■ **WHAT YOU SHOULD DO**:
Which lines in the records below mention the word "Location"? Copy each one out.

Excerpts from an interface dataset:

——

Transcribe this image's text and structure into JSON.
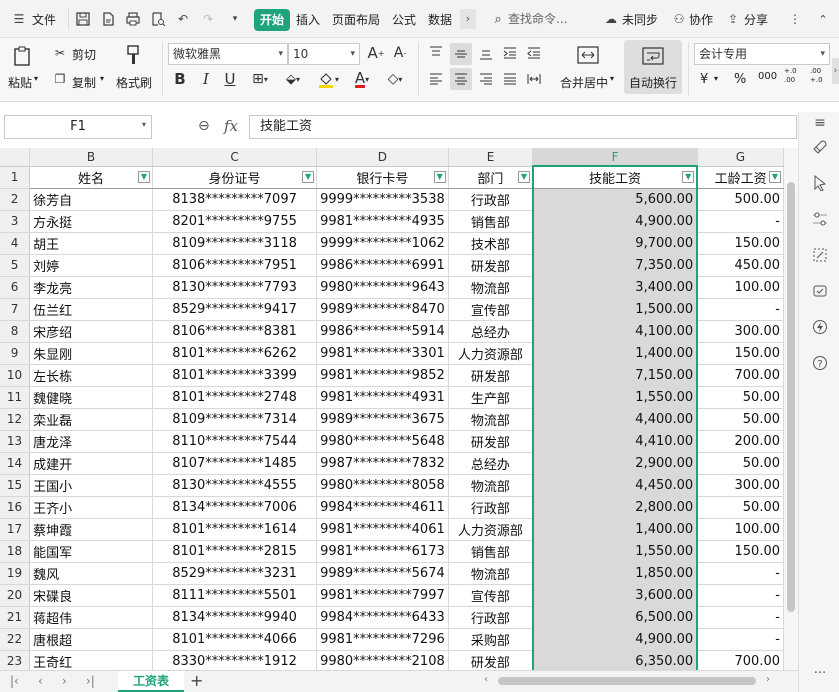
{
  "menubar": {
    "file": "文件",
    "tabs": [
      "开始",
      "插入",
      "页面布局",
      "公式",
      "数据"
    ],
    "search_placeholder": "查找命令...",
    "sync": "未同步",
    "collab": "协作",
    "share": "分享"
  },
  "ribbon": {
    "paste": "粘贴",
    "cut": "剪切",
    "copy": "复制",
    "format_painter": "格式刷",
    "font_name": "微软雅黑",
    "font_size": "10",
    "merge_center": "合并居中",
    "wrap_text": "自动换行",
    "number_format": "会计专用",
    "currency": "¥",
    "percent": "%",
    "thousands": "000",
    "inc_decimal": "+.0 .00",
    "dec_decimal": ".00 +.0"
  },
  "formula": {
    "cell_ref": "F1",
    "fx": "fx",
    "content": "技能工资"
  },
  "columns": [
    "B",
    "C",
    "D",
    "E",
    "F",
    "G"
  ],
  "headers": [
    "姓名",
    "身份证号",
    "银行卡号",
    "部门",
    "技能工资",
    "工龄工资"
  ],
  "rows": [
    {
      "n": "2",
      "name": "徐芳自",
      "id": "8138*********7097",
      "bank": "9999*********3538",
      "dept": "行政部",
      "skill": "5,600.00",
      "seniority": "500.00"
    },
    {
      "n": "3",
      "name": "方永挺",
      "id": "8201*********9755",
      "bank": "9981*********4935",
      "dept": "销售部",
      "skill": "4,900.00",
      "seniority": "-"
    },
    {
      "n": "4",
      "name": "胡王",
      "id": "8109*********3118",
      "bank": "9999*********1062",
      "dept": "技术部",
      "skill": "9,700.00",
      "seniority": "150.00"
    },
    {
      "n": "5",
      "name": "刘婷",
      "id": "8106*********7951",
      "bank": "9986*********6991",
      "dept": "研发部",
      "skill": "7,350.00",
      "seniority": "450.00"
    },
    {
      "n": "6",
      "name": "李龙亮",
      "id": "8130*********7793",
      "bank": "9980*********9643",
      "dept": "物流部",
      "skill": "3,400.00",
      "seniority": "100.00"
    },
    {
      "n": "7",
      "name": "伍兰红",
      "id": "8529*********9417",
      "bank": "9989*********8470",
      "dept": "宣传部",
      "skill": "1,500.00",
      "seniority": "-"
    },
    {
      "n": "8",
      "name": "宋彦绍",
      "id": "8106*********8381",
      "bank": "9986*********5914",
      "dept": "总经办",
      "skill": "4,100.00",
      "seniority": "300.00"
    },
    {
      "n": "9",
      "name": "朱显刚",
      "id": "8101*********6262",
      "bank": "9981*********3301",
      "dept": "人力资源部",
      "skill": "1,400.00",
      "seniority": "150.00"
    },
    {
      "n": "10",
      "name": "左长栋",
      "id": "8101*********3399",
      "bank": "9981*********9852",
      "dept": "研发部",
      "skill": "7,150.00",
      "seniority": "700.00"
    },
    {
      "n": "11",
      "name": "魏健晓",
      "id": "8101*********2748",
      "bank": "9981*********4931",
      "dept": "生产部",
      "skill": "1,550.00",
      "seniority": "50.00"
    },
    {
      "n": "12",
      "name": "栾业磊",
      "id": "8109*********7314",
      "bank": "9989*********3675",
      "dept": "物流部",
      "skill": "4,400.00",
      "seniority": "50.00"
    },
    {
      "n": "13",
      "name": "唐龙泽",
      "id": "8110*********7544",
      "bank": "9980*********5648",
      "dept": "研发部",
      "skill": "4,410.00",
      "seniority": "200.00"
    },
    {
      "n": "14",
      "name": "成建开",
      "id": "8107*********1485",
      "bank": "9987*********7832",
      "dept": "总经办",
      "skill": "2,900.00",
      "seniority": "50.00"
    },
    {
      "n": "15",
      "name": "王国小",
      "id": "8130*********4555",
      "bank": "9980*********8058",
      "dept": "物流部",
      "skill": "4,450.00",
      "seniority": "300.00"
    },
    {
      "n": "16",
      "name": "王齐小",
      "id": "8134*********7006",
      "bank": "9984*********4611",
      "dept": "行政部",
      "skill": "2,800.00",
      "seniority": "50.00"
    },
    {
      "n": "17",
      "name": "蔡坤霞",
      "id": "8101*********1614",
      "bank": "9981*********4061",
      "dept": "人力资源部",
      "skill": "1,400.00",
      "seniority": "100.00"
    },
    {
      "n": "18",
      "name": "能国军",
      "id": "8101*********2815",
      "bank": "9981*********6173",
      "dept": "销售部",
      "skill": "1,550.00",
      "seniority": "150.00"
    },
    {
      "n": "19",
      "name": "魏风",
      "id": "8529*********3231",
      "bank": "9989*********5674",
      "dept": "物流部",
      "skill": "1,850.00",
      "seniority": "-"
    },
    {
      "n": "20",
      "name": "宋碟良",
      "id": "8111*********5501",
      "bank": "9981*********7997",
      "dept": "宣传部",
      "skill": "3,600.00",
      "seniority": "-"
    },
    {
      "n": "21",
      "name": "蒋超伟",
      "id": "8134*********9940",
      "bank": "9984*********6433",
      "dept": "行政部",
      "skill": "6,500.00",
      "seniority": "-"
    },
    {
      "n": "22",
      "name": "唐根超",
      "id": "8101*********4066",
      "bank": "9981*********7296",
      "dept": "采购部",
      "skill": "4,900.00",
      "seniority": "-"
    },
    {
      "n": "23",
      "name": "王奇红",
      "id": "8330*********1912",
      "bank": "9980*********2108",
      "dept": "研发部",
      "skill": "6,350.00",
      "seniority": "700.00"
    }
  ],
  "sheet_tab": "工资表",
  "accent_color": "#1fa37a"
}
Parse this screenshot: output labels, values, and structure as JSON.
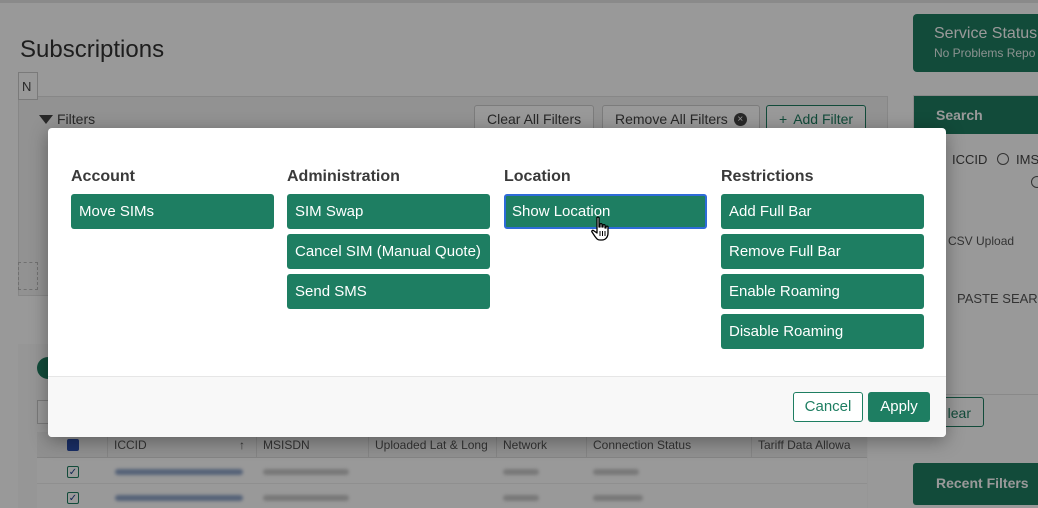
{
  "page": {
    "title": "Subscriptions"
  },
  "filters": {
    "label": "Filters",
    "clear_all": "Clear All Filters",
    "remove_all": "Remove All Filters",
    "add_filter": "Add Filter",
    "partial_field": "N"
  },
  "table": {
    "columns": [
      "ICCID",
      "MSISDN",
      "Uploaded Lat & Long",
      "Network",
      "Connection Status",
      "Tariff Data Allowa"
    ]
  },
  "service_status": {
    "title": "Service Status",
    "subtitle": "No Problems Repo"
  },
  "search": {
    "title": "Search",
    "radio_iccid": "ICCID",
    "radio_ims": "IMS",
    "csv_upload": "CSV Upload",
    "paste_search": "PASTE SEARC",
    "clear": "lear"
  },
  "recent_filters": "Recent Filters",
  "modal": {
    "columns": [
      {
        "title": "Account",
        "actions": [
          "Move SIMs"
        ]
      },
      {
        "title": "Administration",
        "actions": [
          "SIM Swap",
          "Cancel SIM (Manual Quote)",
          "Send SMS"
        ]
      },
      {
        "title": "Location",
        "actions": [
          "Show Location"
        ]
      },
      {
        "title": "Restrictions",
        "actions": [
          "Add Full Bar",
          "Remove Full Bar",
          "Enable Roaming",
          "Disable Roaming"
        ]
      }
    ],
    "selected_action": "Show Location",
    "cancel": "Cancel",
    "apply": "Apply"
  },
  "colors": {
    "accent": "#1e7e62",
    "selection_border": "#2e6bd8"
  },
  "icons": {
    "filter": "funnel-icon",
    "remove": "x-circle-icon",
    "add": "plus-icon",
    "cursor": "hand-pointer-icon"
  }
}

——

■ **RESPONSE TO THE EXERCISE**:
        "title": "Location",
          "Show Location"
    "selected_action": "Show Location",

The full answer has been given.